The majority of guardians (both family members and professionals) do their jobs well. Still, there have been instances of abuse, mismanagement of funds, alleged conflicts of interest and a lack of court oversight. Questions about whether an individual even needs a guardian also have arisen. Here’s one thing you can count on, though: AARP is playing a critical role in the fight to improve laws and enact reforms to protect vulnerable older Americans who rely on guardians and others to help them make vital decisions.
AARP’s nearly decade-long advocacy has led to reforms that include establishing standards and training for guardians, safeguarding the rights of those under guardianship, combating abuse and strengthening court oversight of guardians and conservators. Other reforms encourage judges to make guardianships a last resort and to explore, when appropriate, less restrictive alternatives. These can include limited guardianships, power of attorney agreements, advance directives or supported decision-making agreements.
AARP advocacy yields wins
AARP, through its state offices, has supported advances such as:
- Alabama’s Supreme Court issued an order creating a Commission on Adult Guardianships and Conservatorships.
- Colorado’s Office of Public Guardianship requires a background check for appointed guardians.
- District of Columbia’s COVID-19 response includes requiring a guardian to inform an individual’s family member of a major change in circumstances related to the pandemic.
- Montana’s judges now must consider less restrictive options before appointing a guardian.
- Texas’ distinction as the first state to recognize supported decision-making agreements as an alternative to guardianship. AARP worked with another nonprofit, Texas Appleseed, to create guides in English and Spanish to help family and friends serving as supporters to understand their roles under the law.
Importantly, AARP was a key voice in the drafting of a new uniform act on guardianship aimed at updating state laws to address critical issues, including requiring a judge to explore other options before appointing a guardian and making guardianship a last resort. The measure has been enacted in its entirety in Maine and Washington and partially in Iowa, Nevada, New Mexico, Minnesota, Mississippi and South Carolina.
More work ahead

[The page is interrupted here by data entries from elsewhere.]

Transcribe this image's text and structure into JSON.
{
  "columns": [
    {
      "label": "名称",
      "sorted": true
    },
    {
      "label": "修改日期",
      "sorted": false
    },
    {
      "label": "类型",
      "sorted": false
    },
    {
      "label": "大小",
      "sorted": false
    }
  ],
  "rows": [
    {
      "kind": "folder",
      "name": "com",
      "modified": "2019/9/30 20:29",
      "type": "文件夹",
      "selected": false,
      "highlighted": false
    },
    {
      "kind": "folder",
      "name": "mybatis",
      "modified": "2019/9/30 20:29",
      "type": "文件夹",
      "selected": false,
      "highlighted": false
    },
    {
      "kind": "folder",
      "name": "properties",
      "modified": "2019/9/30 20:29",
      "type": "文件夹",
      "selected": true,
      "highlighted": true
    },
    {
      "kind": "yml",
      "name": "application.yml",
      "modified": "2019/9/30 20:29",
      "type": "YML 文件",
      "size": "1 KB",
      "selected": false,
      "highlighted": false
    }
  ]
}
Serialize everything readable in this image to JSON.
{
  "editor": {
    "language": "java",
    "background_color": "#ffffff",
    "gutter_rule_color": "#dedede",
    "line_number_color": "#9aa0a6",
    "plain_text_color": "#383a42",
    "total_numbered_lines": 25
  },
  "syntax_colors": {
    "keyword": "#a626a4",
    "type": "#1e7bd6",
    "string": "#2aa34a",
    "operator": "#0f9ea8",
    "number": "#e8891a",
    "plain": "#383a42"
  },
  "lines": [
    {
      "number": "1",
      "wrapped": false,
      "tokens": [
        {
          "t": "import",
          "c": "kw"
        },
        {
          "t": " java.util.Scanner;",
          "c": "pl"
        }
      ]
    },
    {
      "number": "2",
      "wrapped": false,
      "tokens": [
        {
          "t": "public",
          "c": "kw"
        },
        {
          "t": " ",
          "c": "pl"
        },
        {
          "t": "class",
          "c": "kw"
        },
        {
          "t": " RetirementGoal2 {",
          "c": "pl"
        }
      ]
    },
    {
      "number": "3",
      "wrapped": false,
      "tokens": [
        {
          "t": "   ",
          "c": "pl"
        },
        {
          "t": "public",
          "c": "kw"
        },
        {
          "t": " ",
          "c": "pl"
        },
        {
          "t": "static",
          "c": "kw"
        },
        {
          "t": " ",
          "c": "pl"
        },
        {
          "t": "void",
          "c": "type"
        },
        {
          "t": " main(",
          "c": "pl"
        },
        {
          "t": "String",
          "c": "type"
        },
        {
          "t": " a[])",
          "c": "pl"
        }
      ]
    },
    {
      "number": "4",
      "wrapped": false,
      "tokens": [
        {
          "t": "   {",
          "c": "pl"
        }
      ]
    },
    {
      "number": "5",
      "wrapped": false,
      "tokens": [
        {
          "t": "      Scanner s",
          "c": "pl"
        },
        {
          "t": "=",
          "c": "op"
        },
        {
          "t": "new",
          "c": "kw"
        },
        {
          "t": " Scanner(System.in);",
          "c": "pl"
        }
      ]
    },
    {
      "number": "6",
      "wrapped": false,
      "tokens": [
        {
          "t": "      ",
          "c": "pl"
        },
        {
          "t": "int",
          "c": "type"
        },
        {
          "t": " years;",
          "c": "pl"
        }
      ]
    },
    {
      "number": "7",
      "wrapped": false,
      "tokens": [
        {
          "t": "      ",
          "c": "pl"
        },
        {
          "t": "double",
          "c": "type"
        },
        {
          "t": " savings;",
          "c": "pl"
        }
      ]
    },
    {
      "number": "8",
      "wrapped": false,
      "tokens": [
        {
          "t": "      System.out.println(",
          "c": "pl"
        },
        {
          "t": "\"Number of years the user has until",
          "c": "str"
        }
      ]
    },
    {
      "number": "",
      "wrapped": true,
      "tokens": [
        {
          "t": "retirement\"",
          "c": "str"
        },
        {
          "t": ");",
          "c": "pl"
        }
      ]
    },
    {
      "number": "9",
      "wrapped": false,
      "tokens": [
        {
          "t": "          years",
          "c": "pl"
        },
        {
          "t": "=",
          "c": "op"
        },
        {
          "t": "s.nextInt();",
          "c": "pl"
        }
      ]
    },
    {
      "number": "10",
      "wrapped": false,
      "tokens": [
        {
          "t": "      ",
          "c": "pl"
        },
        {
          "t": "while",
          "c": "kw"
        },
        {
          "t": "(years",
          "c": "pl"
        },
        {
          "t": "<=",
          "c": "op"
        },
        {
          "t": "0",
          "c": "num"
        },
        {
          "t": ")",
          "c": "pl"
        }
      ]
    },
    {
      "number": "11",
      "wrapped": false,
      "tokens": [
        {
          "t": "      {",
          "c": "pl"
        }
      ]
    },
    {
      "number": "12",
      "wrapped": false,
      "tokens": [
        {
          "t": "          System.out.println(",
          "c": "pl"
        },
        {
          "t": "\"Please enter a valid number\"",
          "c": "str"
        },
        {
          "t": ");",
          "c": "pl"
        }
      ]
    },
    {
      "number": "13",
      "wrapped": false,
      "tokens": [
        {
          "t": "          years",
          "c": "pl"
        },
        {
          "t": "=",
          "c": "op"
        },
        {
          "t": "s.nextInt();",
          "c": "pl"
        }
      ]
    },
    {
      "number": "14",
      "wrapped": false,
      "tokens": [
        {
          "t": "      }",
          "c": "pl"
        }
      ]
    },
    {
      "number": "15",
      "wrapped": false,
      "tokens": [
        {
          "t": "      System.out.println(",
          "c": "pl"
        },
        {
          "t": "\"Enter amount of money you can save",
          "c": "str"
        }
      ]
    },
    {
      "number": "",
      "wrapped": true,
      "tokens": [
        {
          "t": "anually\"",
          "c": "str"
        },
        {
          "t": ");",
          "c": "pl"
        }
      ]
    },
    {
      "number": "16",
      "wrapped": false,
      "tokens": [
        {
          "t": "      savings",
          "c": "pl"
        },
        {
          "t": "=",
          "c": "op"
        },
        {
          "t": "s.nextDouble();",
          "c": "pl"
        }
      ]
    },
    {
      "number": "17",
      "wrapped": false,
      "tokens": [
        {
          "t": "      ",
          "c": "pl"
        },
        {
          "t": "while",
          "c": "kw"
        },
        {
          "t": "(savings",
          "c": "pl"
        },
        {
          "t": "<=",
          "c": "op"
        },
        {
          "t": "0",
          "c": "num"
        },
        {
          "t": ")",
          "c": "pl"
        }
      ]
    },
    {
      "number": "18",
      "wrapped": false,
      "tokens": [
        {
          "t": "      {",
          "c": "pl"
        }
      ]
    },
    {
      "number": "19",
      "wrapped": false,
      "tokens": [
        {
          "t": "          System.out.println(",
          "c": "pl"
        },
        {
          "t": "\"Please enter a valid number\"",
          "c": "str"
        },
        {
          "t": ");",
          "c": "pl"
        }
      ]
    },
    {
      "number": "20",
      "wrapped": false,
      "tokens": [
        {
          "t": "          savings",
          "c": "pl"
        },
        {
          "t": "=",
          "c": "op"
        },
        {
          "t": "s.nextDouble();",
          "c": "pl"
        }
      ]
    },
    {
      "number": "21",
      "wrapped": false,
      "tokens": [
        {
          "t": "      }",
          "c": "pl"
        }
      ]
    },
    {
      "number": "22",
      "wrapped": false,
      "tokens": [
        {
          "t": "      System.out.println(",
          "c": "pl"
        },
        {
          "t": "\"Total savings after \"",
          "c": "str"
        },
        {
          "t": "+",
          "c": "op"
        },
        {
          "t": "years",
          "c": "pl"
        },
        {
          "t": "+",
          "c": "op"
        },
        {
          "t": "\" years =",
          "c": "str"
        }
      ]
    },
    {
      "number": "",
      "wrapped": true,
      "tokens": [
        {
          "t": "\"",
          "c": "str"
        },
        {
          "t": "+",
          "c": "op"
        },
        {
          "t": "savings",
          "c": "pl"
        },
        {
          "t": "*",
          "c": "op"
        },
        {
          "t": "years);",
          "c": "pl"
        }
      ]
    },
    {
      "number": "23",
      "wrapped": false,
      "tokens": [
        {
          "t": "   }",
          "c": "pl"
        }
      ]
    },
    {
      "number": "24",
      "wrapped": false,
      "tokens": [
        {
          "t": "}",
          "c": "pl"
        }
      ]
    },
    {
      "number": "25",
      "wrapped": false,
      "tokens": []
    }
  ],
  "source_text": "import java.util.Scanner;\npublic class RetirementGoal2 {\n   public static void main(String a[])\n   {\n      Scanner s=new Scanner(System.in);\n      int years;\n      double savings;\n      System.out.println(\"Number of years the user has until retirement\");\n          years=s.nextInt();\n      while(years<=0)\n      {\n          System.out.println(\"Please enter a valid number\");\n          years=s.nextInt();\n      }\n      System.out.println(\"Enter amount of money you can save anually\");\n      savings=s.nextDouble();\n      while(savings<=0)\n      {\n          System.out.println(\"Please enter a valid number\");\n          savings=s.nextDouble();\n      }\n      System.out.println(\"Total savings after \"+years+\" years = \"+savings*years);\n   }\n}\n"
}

“AARP’s advocacy was a crucial component to the enactment of many new reforms across the country to update and strengthen outdated guardianship laws and standards,” says Diana Noel, director of family and caregiving in government affairs at AARP. “While we have made great progress, there is still more to do, and we look forward to continuing our work on this important issue.”
Guardianship laws vary by state. In May 2021, AARP joined 125 advocates, family guardians, judges, lawyers, scholars and other stakeholders at the Fourth National Guardianship Summit, to discuss the country’s adult guardianship system, with dual goals: maximizing autonomy and ensuring accountability. Summit delegates approved 22 recommendations for reforms that can help states make improvements.
AARP recognizes that guardianship reform means more than updating state laws; it requires working with state courts and other stakeholders to improve the day-to-day practice of guardianship. That’s where Working Interdisciplinary Networks of Guardianship Stakeholders (WINGS) come in. More than half of states have these or similar working groups. AARP is proud to have a seat at the table with these organizations, including Oregon WINGS, which states: “By combining the efforts of all stakeholders, we can improve judicial processes, better protect individual rights, and promote fiduciary standards and guardian accountability.”
AARP shares those aims, which align perfectly with its bedrock principles: empowering people to choose how they live as they age and to lead their best lives possible.